**TASK BRIEF**. Report how many lines of the records below include the word "source". Give nothing but the number.

(Records from a data collection)
=== Section Start ===
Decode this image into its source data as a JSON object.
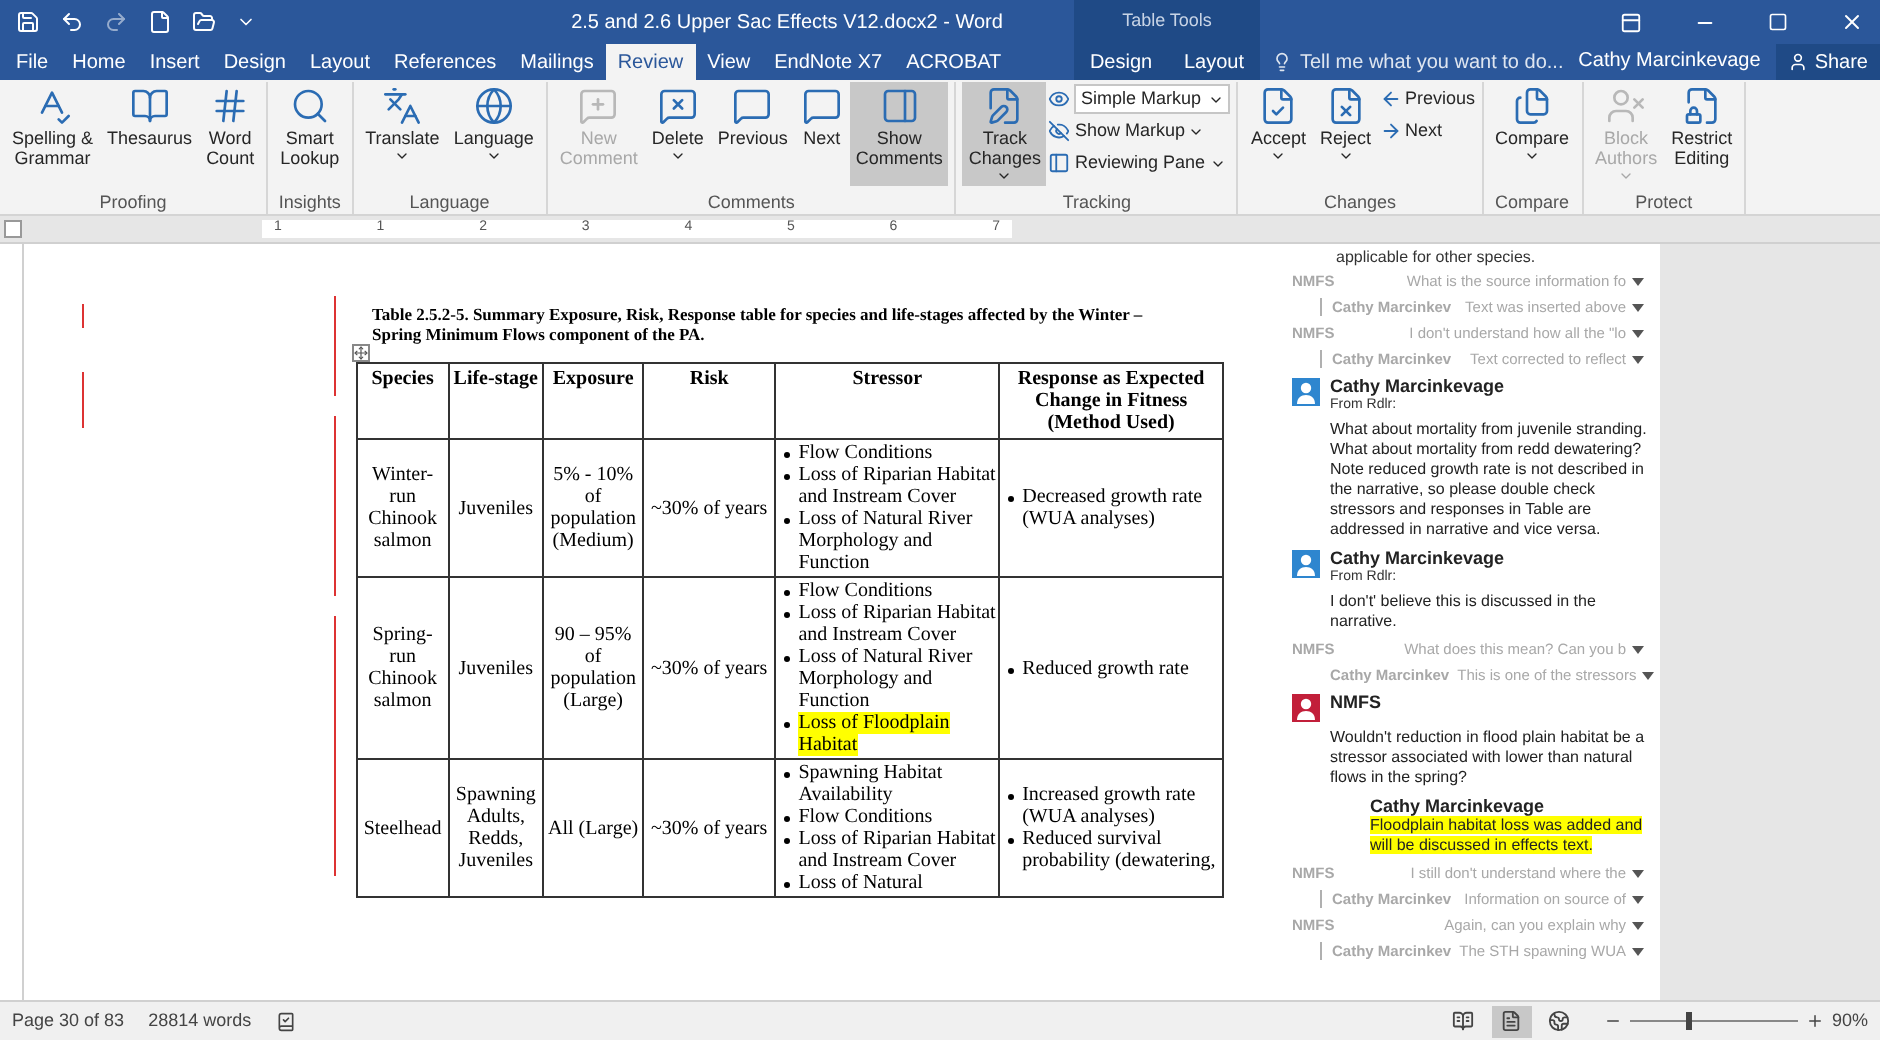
{
  "window": {
    "title": "2.5 and 2.6 Upper Sac Effects V12.docx2 - Word",
    "contextual_group": "Table Tools",
    "user": "Cathy Marcinkevage",
    "share": "Share"
  },
  "tabs": [
    {
      "label": "File",
      "selected": false,
      "kind": "main"
    },
    {
      "label": "Home",
      "selected": false,
      "kind": "main"
    },
    {
      "label": "Insert",
      "selected": false,
      "kind": "main"
    },
    {
      "label": "Design",
      "selected": false,
      "kind": "main"
    },
    {
      "label": "Layout",
      "selected": false,
      "kind": "main"
    },
    {
      "label": "References",
      "selected": false,
      "kind": "main"
    },
    {
      "label": "Mailings",
      "selected": false,
      "kind": "main"
    },
    {
      "label": "Review",
      "selected": true,
      "kind": "main"
    },
    {
      "label": "View",
      "selected": false,
      "kind": "main"
    },
    {
      "label": "EndNote X7",
      "selected": false,
      "kind": "main"
    },
    {
      "label": "ACROBAT",
      "selected": false,
      "kind": "main"
    },
    {
      "label": "Design",
      "selected": false,
      "kind": "contextual"
    },
    {
      "label": "Layout",
      "selected": false,
      "kind": "contextual"
    }
  ],
  "tell_me": {
    "placeholder": "Tell me what you want to do..."
  },
  "ribbon_groups": [
    {
      "label": "Proofing",
      "buttons": [
        {
          "kind": "large",
          "label": [
            "Spelling &",
            "Grammar"
          ],
          "disabled": false,
          "on": false,
          "dropdown": false
        },
        {
          "kind": "large",
          "label": [
            "Thesaurus"
          ],
          "disabled": false,
          "on": false,
          "dropdown": false
        },
        {
          "kind": "large",
          "label": [
            "Word",
            "Count"
          ],
          "disabled": false,
          "on": false,
          "dropdown": false
        }
      ]
    },
    {
      "label": "Insights",
      "buttons": [
        {
          "kind": "large",
          "label": [
            "Smart",
            "Lookup"
          ],
          "disabled": false,
          "on": false,
          "dropdown": false
        }
      ]
    },
    {
      "label": "Language",
      "buttons": [
        {
          "kind": "large",
          "label": [
            "Translate"
          ],
          "disabled": false,
          "on": false,
          "dropdown": true
        },
        {
          "kind": "large",
          "label": [
            "Language"
          ],
          "disabled": false,
          "on": false,
          "dropdown": true
        }
      ]
    },
    {
      "label": "Comments",
      "buttons": [
        {
          "kind": "large",
          "label": [
            "New",
            "Comment"
          ],
          "disabled": true,
          "on": false,
          "dropdown": false
        },
        {
          "kind": "large",
          "label": [
            "Delete"
          ],
          "disabled": false,
          "on": false,
          "dropdown": true
        },
        {
          "kind": "large",
          "label": [
            "Previous"
          ],
          "disabled": false,
          "on": false,
          "dropdown": false
        },
        {
          "kind": "large",
          "label": [
            "Next"
          ],
          "disabled": false,
          "on": false,
          "dropdown": false
        },
        {
          "kind": "large",
          "label": [
            "Show",
            "Comments"
          ],
          "disabled": false,
          "on": true,
          "dropdown": false
        }
      ]
    },
    {
      "label": "Tracking",
      "buttons": [
        {
          "kind": "large",
          "label": [
            "Track",
            "Changes"
          ],
          "disabled": false,
          "on": true,
          "dropdown": true
        },
        {
          "kind": "select",
          "label": [
            "Simple Markup"
          ],
          "disabled": false,
          "on": false,
          "dropdown": true
        },
        {
          "kind": "small",
          "label": [
            "Show Markup"
          ],
          "disabled": false,
          "on": false,
          "dropdown": true
        },
        {
          "kind": "small",
          "label": [
            "Reviewing Pane"
          ],
          "disabled": false,
          "on": false,
          "dropdown": true
        }
      ]
    },
    {
      "label": "Changes",
      "buttons": [
        {
          "kind": "large",
          "label": [
            "Accept"
          ],
          "disabled": false,
          "on": false,
          "dropdown": true
        },
        {
          "kind": "large",
          "label": [
            "Reject"
          ],
          "disabled": false,
          "on": false,
          "dropdown": true
        },
        {
          "kind": "small",
          "label": [
            "Previous"
          ],
          "disabled": false,
          "on": false,
          "dropdown": false
        },
        {
          "kind": "small",
          "label": [
            "Next"
          ],
          "disabled": false,
          "on": false,
          "dropdown": false
        }
      ]
    },
    {
      "label": "Compare",
      "buttons": [
        {
          "kind": "large",
          "label": [
            "Compare"
          ],
          "disabled": false,
          "on": false,
          "dropdown": true
        }
      ]
    },
    {
      "label": "Protect",
      "buttons": [
        {
          "kind": "large",
          "label": [
            "Block",
            "Authors"
          ],
          "disabled": true,
          "on": false,
          "dropdown": true
        },
        {
          "kind": "large",
          "label": [
            "Restrict",
            "Editing"
          ],
          "disabled": false,
          "on": false,
          "dropdown": false
        }
      ]
    }
  ],
  "ruler_labels": [
    "1",
    "1",
    "2",
    "3",
    "4",
    "5",
    "6",
    "7"
  ],
  "document": {
    "caption": "Table 2.5.2-5. Summary Exposure, Risk, Response table for species and life-stages affected by the Winter – Spring Minimum Flows component of the PA.",
    "table": {
      "columns": [
        "Species",
        "Life-stage",
        "Exposure",
        "Risk",
        "Stressor",
        "Response as Expected Change in Fitness (Method Used)"
      ],
      "rows": [
        {
          "species": "Winter-run Chinook salmon",
          "life_stage": "Juveniles",
          "exposure": "5% - 10% of population (Medium)",
          "risk": "~30% of years",
          "stressors": [
            {
              "text": "Flow Conditions",
              "highlighted": false
            },
            {
              "text": "Loss of Riparian Habitat and Instream Cover",
              "highlighted": false
            },
            {
              "text": "Loss of Natural River Morphology and Function",
              "highlighted": false
            }
          ],
          "responses": [
            "Decreased growth rate (WUA analyses)"
          ]
        },
        {
          "species": "Spring-run Chinook salmon",
          "life_stage": "Juveniles",
          "exposure": "90 – 95% of population (Large)",
          "risk": "~30% of years",
          "stressors": [
            {
              "text": "Flow Conditions",
              "highlighted": false
            },
            {
              "text": "Loss of Riparian Habitat and Instream Cover",
              "highlighted": false
            },
            {
              "text": "Loss of Natural River Morphology and Function",
              "highlighted": false
            },
            {
              "text": "Loss of Floodplain Habitat",
              "highlighted": true
            }
          ],
          "responses": [
            "Reduced growth rate"
          ]
        },
        {
          "species": "Steelhead",
          "life_stage": "Spawning Adults, Redds, Juveniles",
          "exposure": "All (Large)",
          "risk": "~30% of years",
          "stressors": [
            {
              "text": "Spawning Habitat Availability",
              "highlighted": false
            },
            {
              "text": "Flow Conditions",
              "highlighted": false
            },
            {
              "text": "Loss of Riparian Habitat and Instream Cover",
              "highlighted": false
            },
            {
              "text": "Loss of Natural",
              "highlighted": false
            }
          ],
          "responses": [
            "Increased growth rate (WUA analyses)",
            "Reduced survival probability (dewatering,"
          ]
        }
      ]
    }
  },
  "comments": [
    {
      "kind": "text",
      "text": "applicable for other species."
    },
    {
      "kind": "collapsed",
      "author": "NMFS",
      "preview": "What is the source information fo",
      "reply": false
    },
    {
      "kind": "collapsed",
      "author": "Cathy Marcinkev",
      "preview": "Text was inserted above",
      "reply": true
    },
    {
      "kind": "collapsed",
      "author": "NMFS",
      "preview": "I don't understand how all the \"lo",
      "reply": false
    },
    {
      "kind": "collapsed",
      "author": "Cathy Marcinkev",
      "preview": "Text corrected to reflect",
      "reply": true
    },
    {
      "kind": "expanded",
      "author": "Cathy Marcinkevage",
      "color": "#2e86cf",
      "from": "From Rdlr:",
      "body": [
        "What about mortality from juvenile stranding.",
        "What about mortality from redd dewatering? Note reduced growth rate is not described in the narrative, so please double check stressors and responses in Table are addressed in narrative and vice versa."
      ]
    },
    {
      "kind": "expanded",
      "author": "Cathy Marcinkevage",
      "color": "#2e86cf",
      "from": "From Rdlr:",
      "body": [
        "I don't' believe this is discussed in the narrative."
      ]
    },
    {
      "kind": "collapsed",
      "author": "NMFS",
      "preview": "What does this mean?  Can you b",
      "reply": false
    },
    {
      "kind": "collapsed",
      "author": "Cathy Marcinkev",
      "preview": "This is one of the stressors",
      "reply": true
    },
    {
      "kind": "expanded",
      "author": "NMFS",
      "color": "#c21f3a",
      "body": [
        "Wouldn't reduction in flood plain habitat be a stressor associated with lower than natural flows in the spring?"
      ],
      "reply": {
        "author": "Cathy Marcinkevage",
        "text": "Floodplain habitat loss was added and will be discussed in effects text.",
        "highlighted": true
      }
    },
    {
      "kind": "collapsed",
      "author": "NMFS",
      "preview": "I still don't understand where the",
      "reply": false
    },
    {
      "kind": "collapsed",
      "author": "Cathy Marcinkev",
      "preview": "Information on source of",
      "reply": true
    },
    {
      "kind": "collapsed",
      "author": "NMFS",
      "preview": "Again, can you explain why",
      "reply": false
    },
    {
      "kind": "collapsed",
      "author": "Cathy Marcinkev",
      "preview": "The STH spawning WUA",
      "reply": true
    }
  ],
  "status_bar": {
    "page": "Page 30 of 83",
    "words": "28814 words",
    "views": [
      {
        "selected": false
      },
      {
        "selected": true
      },
      {
        "selected": false
      }
    ],
    "zoom": {
      "level": 0.35,
      "reading": "90%"
    }
  }
}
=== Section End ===
**EXERCISE ANSWER**. 3